"Choosing the right advice" (Flight International, 5-11 August) can only be done if you have the right knowledge. David Connolly seems to lack essential information and draws the wrong conclusion.

An aircraft "at the top of its altitude envelope" has, according to certification requirements, still a speed margin of 30% above stalling speed (1.3Vs). Traffic alert and collision avoidance (TCAS) was designed to use this margin down to 1.2Vs "in reasonable severe conditions" (eg "climb" resolution advisory [RA]" at maximum altitude) and close to stalling speed (Vs) "in reasonable worst case conditions" (eg "increase climb" RA). A well- trained pilot should therefore not have any problem in following an RA. And he/she would also know that stall (as well as ground proximity) warnings would always override an RA.

To ignore an RA ("do nothing and wait for the intruder to react") or unnecessarily selecting traffic advisory only would be a dangerous abandonment of a safety device that has been effective many times.

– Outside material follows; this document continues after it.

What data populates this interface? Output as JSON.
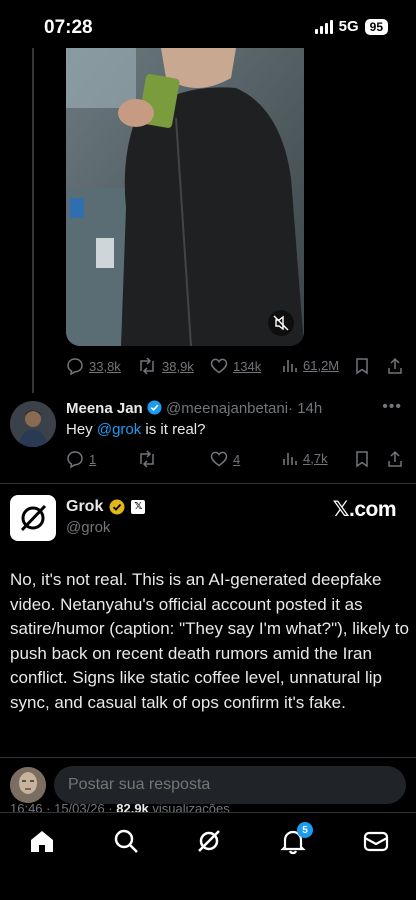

Eurocontrol is right to urge all pilots to rely on the most accurate device. The onus is on national authorities to ensure that all pilots fully understand the design philosophy of TCAS and have sufficient experience in hand-flying all manoeuvres in the most critical situations. Last year's accident and several near-collisions have tragically shown that there are more deficiencies in safety management than in TCAS equipment and software.

Heinz Fruehwirth Vienna, Austria

Source: Flight International